Specifications for an International Harvester TD9 Bulldozer

by James Rutter

International Harvester (IH) began manufacturing tractors in 1909. From 1939 to 1959, IH produced the TD-9 tractor. According to the “Tractor Data” website, IH built 59,800 of these models, which it produced at its factory in Melrose Park, Illinois. The company offered the TD-9 with a bulldozer attachment. Farmers used these tractors for field work and the U.S. Military employed the TD-9 as a light tractor during World War II.


International Harvester equipped its TD-9 models with one of three engines. Earlier models used a four-cylinder, vertical I-head diesel engine. This engine’s bore measured 4.4 inches and its stroke measured 5.5 inches. It had an overall displacement of 334.5 cubic inches and a compression ratio of 15.7-to-1. A 13-gallon liquid coolant system kept this engine from overheating. It had a 1,400 rpm rating. In 1956, the TD-9 adopted a larger, 350-cubic inch four-cylinder diesel engine. This engine had a bore of 4.5 inches and a stroke of 5.5 inches. It also used a liquid coolant system and it had a compression ratio of 15.6-to-1. This engine had a maximum rpm of 1,550. The company also offered a liquid-cooled six-cylinder engine for the TD-9. This engine had a 282-cubic-inch displacement and a bore that measured 3.69 inches and a stroke that measured 4.39 inches. It had a compression ratio of 18.1-to-1 and hit a maximum rpm of 1,700.


The TD-9 stretched 114 inches in length, had a height of 64 inches and spanned a width of 75 inches. Original models weighed 10,800 lbs. International Harvester installed a 31 gallon fuel tank in the TD-9.


Operators shifted the TD-9 through the five forward and one reverse gear of its transmission.


A pair of 6-volt batteries powered the TD-9’s electrical components. The front and rear wheels rode on tracks. The original four-cylinder engine produced 46.7 horsepower to drive the belt and 39.5 horsepower to drive the bulldozer’s drawbar. The larger four-cylinder engine generated 62.7 horsepower for the tracks and 52.8 horsepower for the drawbar. A TD-9 equipped with the six-cylinder cranked out 69.1 horsepower for the tracks and 56.3 horsepower for the drawbar.

About the Author

Since 2005, James Rutter has worked as a freelance journalist for print and Internet publications, including the “News of Delaware County,” “Main Line Times” and Broad Street Review. As a former chemist, college professor and competitive weightlifter, he writes about science, education and exercise.
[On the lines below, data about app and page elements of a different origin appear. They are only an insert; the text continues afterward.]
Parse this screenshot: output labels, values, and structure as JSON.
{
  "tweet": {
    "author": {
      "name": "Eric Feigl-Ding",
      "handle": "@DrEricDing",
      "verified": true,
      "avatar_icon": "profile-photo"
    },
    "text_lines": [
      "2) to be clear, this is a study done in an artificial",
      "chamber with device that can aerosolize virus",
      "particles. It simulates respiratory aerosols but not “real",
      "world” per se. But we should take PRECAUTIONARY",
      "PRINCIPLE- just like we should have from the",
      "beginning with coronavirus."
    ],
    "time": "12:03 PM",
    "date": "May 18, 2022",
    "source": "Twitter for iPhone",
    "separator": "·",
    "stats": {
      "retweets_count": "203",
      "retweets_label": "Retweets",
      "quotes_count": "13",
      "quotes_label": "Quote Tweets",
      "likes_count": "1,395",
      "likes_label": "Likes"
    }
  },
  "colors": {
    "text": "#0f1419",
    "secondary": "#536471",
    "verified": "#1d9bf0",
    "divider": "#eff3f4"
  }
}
Rutter earned a B.A. in philosophy and biology from Albright College and studied philosophy and cognitive science at Temple University.

More Articles

Photo Credits

  • FourOaks/iStock/Getty Images